Activity => When you retype the records that follow, keep each word as it is and drop any pictures.
*** Exercise material ***
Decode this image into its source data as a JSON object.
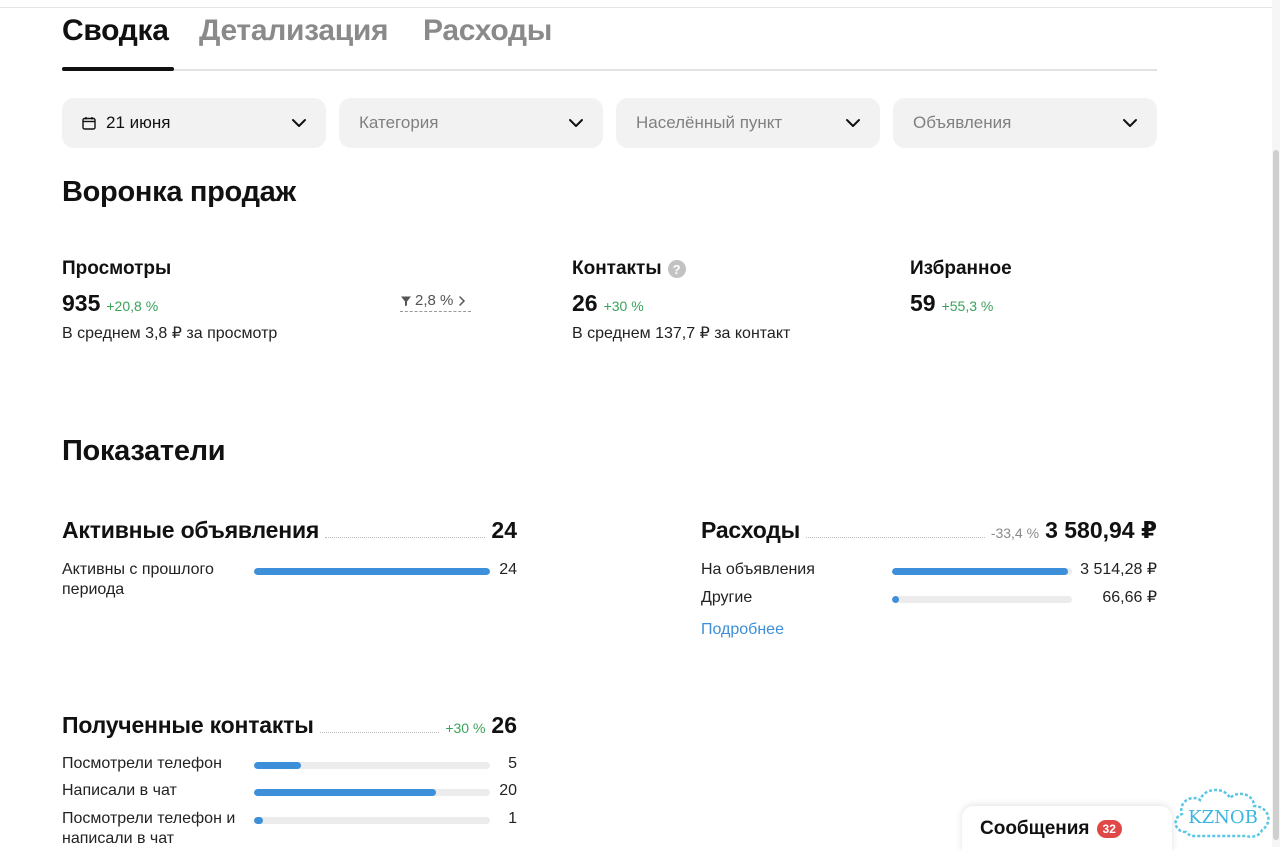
{
  "tabs": [
    {
      "label": "Сводка",
      "active": true
    },
    {
      "label": "Детализация",
      "active": false
    },
    {
      "label": "Расходы",
      "active": false
    }
  ],
  "filters": {
    "date": {
      "value": "21 июня",
      "icon": "calendar-icon"
    },
    "category": {
      "placeholder": "Категория"
    },
    "location": {
      "placeholder": "Населённый пункт"
    },
    "ads": {
      "placeholder": "Объявления"
    }
  },
  "funnel": {
    "title": "Воронка продаж",
    "views": {
      "label": "Просмотры",
      "value": "935",
      "delta": "+20,8 %",
      "sub": "В среднем 3,8 ₽ за просмотр"
    },
    "conversion": {
      "value": "2,8 %",
      "icon": "funnel-icon"
    },
    "contacts": {
      "label": "Контакты",
      "help": "?",
      "value": "26",
      "delta": "+30 %",
      "sub": "В среднем 137,7 ₽ за контакт"
    },
    "favorites": {
      "label": "Избранное",
      "value": "59",
      "delta": "+55,3 %"
    }
  },
  "indicators": {
    "title": "Показатели",
    "active_ads": {
      "title": "Активные объявления",
      "value": "24",
      "rows": [
        {
          "label": "Активны с прошлого периода",
          "value": "24",
          "fraction": 1.0
        }
      ]
    },
    "expenses": {
      "title": "Расходы",
      "delta": "-33,4 %",
      "value": "3 580,94 ₽",
      "rows": [
        {
          "label": "На объявления",
          "value": "3 514,28 ₽",
          "fraction": 0.98
        },
        {
          "label": "Другие",
          "value": "66,66 ₽",
          "fraction": 0.04
        }
      ],
      "more_link": "Подробнее"
    },
    "contacts": {
      "title": "Полученные контакты",
      "delta": "+30 %",
      "value": "26",
      "rows": [
        {
          "label": "Посмотрели телефон",
          "value": "5",
          "fraction": 0.2
        },
        {
          "label": "Написали в чат",
          "value": "20",
          "fraction": 0.77
        },
        {
          "label": "Посмотрели телефон и написали в чат",
          "value": "1",
          "fraction": 0.04
        }
      ]
    }
  },
  "messages": {
    "label": "Сообщения",
    "count": "32"
  },
  "colors": {
    "accent": "#3c8fd8",
    "positive": "#3aa35a",
    "negative": "#8a8a8a",
    "badge": "#e04848"
  }
}
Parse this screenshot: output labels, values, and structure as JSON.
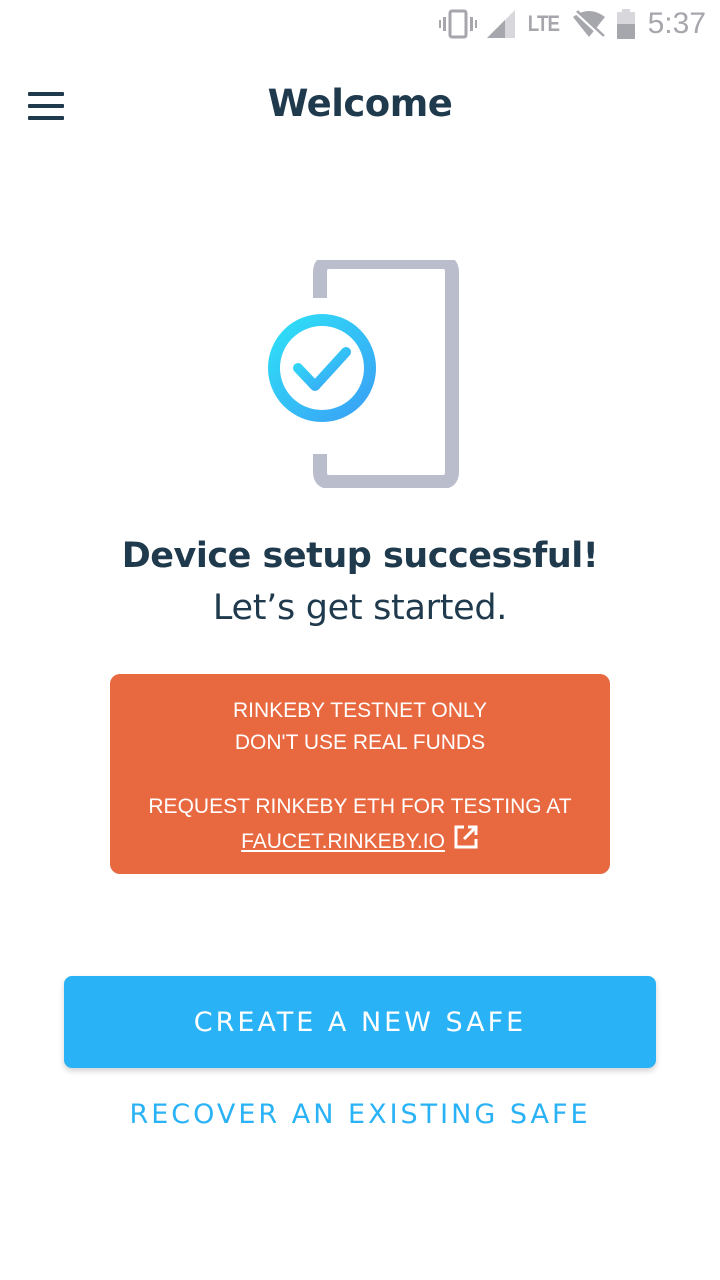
{
  "status_bar": {
    "network_type": "LTE",
    "time": "5:37",
    "icons": [
      "vibrate-icon",
      "signal-icon",
      "wifi-off-icon",
      "battery-icon"
    ]
  },
  "app_bar": {
    "menu_icon": "hamburger-menu-icon",
    "title": "Welcome"
  },
  "illustration": {
    "icons": [
      "phone-outline-icon",
      "check-circle-icon"
    ],
    "colors": {
      "phone": "#b9bdcc",
      "check_start": "#2ee0f7",
      "check_end": "#3aa0f5"
    }
  },
  "message": {
    "headline": "Device setup successful!",
    "subline": "Let’s get started."
  },
  "warning": {
    "line1": "RINKEBY TESTNET ONLY",
    "line2": "DON'T USE REAL FUNDS",
    "line3": "REQUEST RINKEBY ETH FOR TESTING AT",
    "link_text": "FAUCET.RINKEBY.IO",
    "link_icon": "external-link-icon",
    "background": "#e8683f"
  },
  "actions": {
    "create_label": "CREATE A NEW SAFE",
    "recover_label": "RECOVER AN EXISTING SAFE",
    "accent": "#2ab2f6"
  }
}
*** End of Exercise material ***
Exercise output =>
Decode this image into its source data as a JSON object.
{
  "tabs": [
    {
      "label": "Сводка",
      "active": true
    },
    {
      "label": "Детализация",
      "active": false
    },
    {
      "label": "Расходы",
      "active": false
    }
  ],
  "filters": {
    "date": {
      "value": "21 июня",
      "icon": "calendar-icon"
    },
    "category": {
      "placeholder": "Категория"
    },
    "location": {
      "placeholder": "Населённый пункт"
    },
    "ads": {
      "placeholder": "Объявления"
    }
  },
  "funnel": {
    "title": "Воронка продаж",
    "views": {
      "label": "Просмотры",
      "value": "935",
      "delta": "+20,8 %",
      "sub": "В среднем 3,8 ₽ за просмотр"
    },
    "conversion": {
      "value": "2,8 %",
      "icon": "funnel-icon"
    },
    "contacts": {
      "label": "Контакты",
      "help": "?",
      "value": "26",
      "delta": "+30 %",
      "sub": "В среднем 137,7 ₽ за контакт"
    },
    "favorites": {
      "label": "Избранное",
      "value": "59",
      "delta": "+55,3 %"
    }
  },
  "indicators": {
    "title": "Показатели",
    "active_ads": {
      "title": "Активные объявления",
      "value": "24",
      "rows": [
        {
          "label": "Активны с прошлого периода",
          "value": "24",
          "fraction": 1.0
        }
      ]
    },
    "expenses": {
      "title": "Расходы",
      "delta": "-33,4 %",
      "value": "3 580,94 ₽",
      "rows": [
        {
          "label": "На объявления",
          "value": "3 514,28 ₽",
          "fraction": 0.98
        },
        {
          "label": "Другие",
          "value": "66,66 ₽",
          "fraction": 0.04
        }
      ],
      "more_link": "Подробнее"
    },
    "contacts": {
      "title": "Полученные контакты",
      "delta": "+30 %",
      "value": "26",
      "rows": [
        {
          "label": "Посмотрели телефон",
          "value": "5",
          "fraction": 0.2
        },
        {
          "label": "Написали в чат",
          "value": "20",
          "fraction": 0.77
        },
        {
          "label": "Посмотрели телефон и написали в чат",
          "value": "1",
          "fraction": 0.04
        }
      ]
    }
  },
  "messages": {
    "label": "Сообщения",
    "count": "32"
  },
  "colors": {
    "accent": "#3c8fd8",
    "positive": "#3aa35a",
    "negative": "#8a8a8a",
    "badge": "#e04848"
  }
}
Parse this screenshot: output labels, values, and structure as JSON.
{
  "status_bar": {
    "network_type": "LTE",
    "time": "5:37",
    "icons": [
      "vibrate-icon",
      "signal-icon",
      "wifi-off-icon",
      "battery-icon"
    ]
  },
  "app_bar": {
    "menu_icon": "hamburger-menu-icon",
    "title": "Welcome"
  },
  "illustration": {
    "icons": [
      "phone-outline-icon",
      "check-circle-icon"
    ],
    "colors": {
      "phone": "#b9bdcc",
      "check_start": "#2ee0f7",
      "check_end": "#3aa0f5"
    }
  },
  "message": {
    "headline": "Device setup successful!",
    "subline": "Let’s get started."
  },
  "warning": {
    "line1": "RINKEBY TESTNET ONLY",
    "line2": "DON'T USE REAL FUNDS",
    "line3": "REQUEST RINKEBY ETH FOR TESTING AT",
    "link_text": "FAUCET.RINKEBY.IO",
    "link_icon": "external-link-icon",
    "background": "#e8683f"
  },
  "actions": {
    "create_label": "CREATE A NEW SAFE",
    "recover_label": "RECOVER AN EXISTING SAFE",
    "accent": "#2ab2f6"
  }
}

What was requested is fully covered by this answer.